**Entries from a dataset of interfaces:**
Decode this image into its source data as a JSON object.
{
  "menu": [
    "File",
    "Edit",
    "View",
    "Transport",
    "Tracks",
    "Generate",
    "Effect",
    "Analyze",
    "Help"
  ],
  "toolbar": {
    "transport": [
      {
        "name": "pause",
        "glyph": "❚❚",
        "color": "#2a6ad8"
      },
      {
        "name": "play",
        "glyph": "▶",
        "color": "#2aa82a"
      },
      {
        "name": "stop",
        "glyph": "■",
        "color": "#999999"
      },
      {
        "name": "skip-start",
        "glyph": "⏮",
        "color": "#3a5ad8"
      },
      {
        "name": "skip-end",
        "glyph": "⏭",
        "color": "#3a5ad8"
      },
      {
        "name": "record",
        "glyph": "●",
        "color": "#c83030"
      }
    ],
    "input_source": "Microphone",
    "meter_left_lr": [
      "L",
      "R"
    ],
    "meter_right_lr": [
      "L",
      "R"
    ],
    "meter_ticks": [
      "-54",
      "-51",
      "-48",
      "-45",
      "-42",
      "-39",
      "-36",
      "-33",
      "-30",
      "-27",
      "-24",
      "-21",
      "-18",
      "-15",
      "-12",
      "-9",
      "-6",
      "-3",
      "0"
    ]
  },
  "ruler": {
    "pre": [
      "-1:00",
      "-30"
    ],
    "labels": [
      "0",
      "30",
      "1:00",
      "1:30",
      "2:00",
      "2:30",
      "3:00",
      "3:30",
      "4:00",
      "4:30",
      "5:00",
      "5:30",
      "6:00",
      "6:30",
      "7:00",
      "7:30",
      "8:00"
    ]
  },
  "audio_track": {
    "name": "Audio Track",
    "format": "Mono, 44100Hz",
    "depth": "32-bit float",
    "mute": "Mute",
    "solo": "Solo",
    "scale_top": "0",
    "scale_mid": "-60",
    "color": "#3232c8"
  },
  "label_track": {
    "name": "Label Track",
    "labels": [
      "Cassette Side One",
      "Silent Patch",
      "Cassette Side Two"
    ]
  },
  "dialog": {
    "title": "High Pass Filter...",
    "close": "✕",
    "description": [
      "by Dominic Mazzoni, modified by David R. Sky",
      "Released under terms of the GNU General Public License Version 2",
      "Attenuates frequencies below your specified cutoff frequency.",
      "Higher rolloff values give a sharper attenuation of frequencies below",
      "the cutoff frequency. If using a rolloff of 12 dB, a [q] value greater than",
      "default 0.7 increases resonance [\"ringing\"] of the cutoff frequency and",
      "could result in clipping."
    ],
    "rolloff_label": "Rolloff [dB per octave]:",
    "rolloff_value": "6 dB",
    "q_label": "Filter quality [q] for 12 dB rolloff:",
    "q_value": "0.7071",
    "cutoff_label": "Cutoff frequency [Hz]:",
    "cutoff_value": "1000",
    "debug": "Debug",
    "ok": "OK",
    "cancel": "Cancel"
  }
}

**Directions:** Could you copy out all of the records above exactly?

**Task result:**
Decode this image into its source data as a JSON object.
{
  "menu": [
    "File",
    "Edit",
    "View",
    "Transport",
    "Tracks",
    "Generate",
    "Effect",
    "Analyze",
    "Help"
  ],
  "toolbar": {
    "transport": [
      {
        "name": "pause",
        "glyph": "❚❚",
        "color": "#2a6ad8"
      },
      {
        "name": "play",
        "glyph": "▶",
        "color": "#2aa82a"
      },
      {
        "name": "stop",
        "glyph": "■",
        "color": "#999999"
      },
      {
        "name": "skip-start",
        "glyph": "⏮",
        "color": "#3a5ad8"
      },
      {
        "name": "skip-end",
        "glyph": "⏭",
        "color": "#3a5ad8"
      },
      {
        "name": "record",
        "glyph": "●",
        "color": "#c83030"
      }
    ],
    "input_source": "Microphone",
    "meter_left_lr": [
      "L",
      "R"
    ],
    "meter_right_lr": [
      "L",
      "R"
    ],
    "meter_ticks": [
      "-54",
      "-51",
      "-48",
      "-45",
      "-42",
      "-39",
      "-36",
      "-33",
      "-30",
      "-27",
      "-24",
      "-21",
      "-18",
      "-15",
      "-12",
      "-9",
      "-6",
      "-3",
      "0"
    ]
  },
  "ruler": {
    "pre": [
      "-1:00",
      "-30"
    ],
    "labels": [
      "0",
      "30",
      "1:00",
      "1:30",
      "2:00",
      "2:30",
      "3:00",
      "3:30",
      "4:00",
      "4:30",
      "5:00",
      "5:30",
      "6:00",
      "6:30",
      "7:00",
      "7:30",
      "8:00"
    ]
  },
  "audio_track": {
    "name": "Audio Track",
    "format": "Mono, 44100Hz",
    "depth": "32-bit float",
    "mute": "Mute",
    "solo": "Solo",
    "scale_top": "0",
    "scale_mid": "-60",
    "color": "#3232c8"
  },
  "label_track": {
    "name": "Label Track",
    "labels": [
      "Cassette Side One",
      "Silent Patch",
      "Cassette Side Two"
    ]
  },
  "dialog": {
    "title": "High Pass Filter...",
    "close": "✕",
    "description": [
      "by Dominic Mazzoni, modified by David R. Sky",
      "Released under terms of the GNU General Public License Version 2",
      "Attenuates frequencies below your specified cutoff frequency.",
      "Higher rolloff values give a sharper attenuation of frequencies below",
      "the cutoff frequency. If using a rolloff of 12 dB, a [q] value greater than",
      "default 0.7 increases resonance [\"ringing\"] of the cutoff frequency and",
      "could result in clipping."
    ],
    "rolloff_label": "Rolloff [dB per octave]:",
    "rolloff_value": "6 dB",
    "q_label": "Filter quality [q] for 12 dB rolloff:",
    "q_value": "0.7071",
    "cutoff_label": "Cutoff frequency [Hz]:",
    "cutoff_value": "1000",
    "debug": "Debug",
    "ok": "OK",
    "cancel": "Cancel"
  }
}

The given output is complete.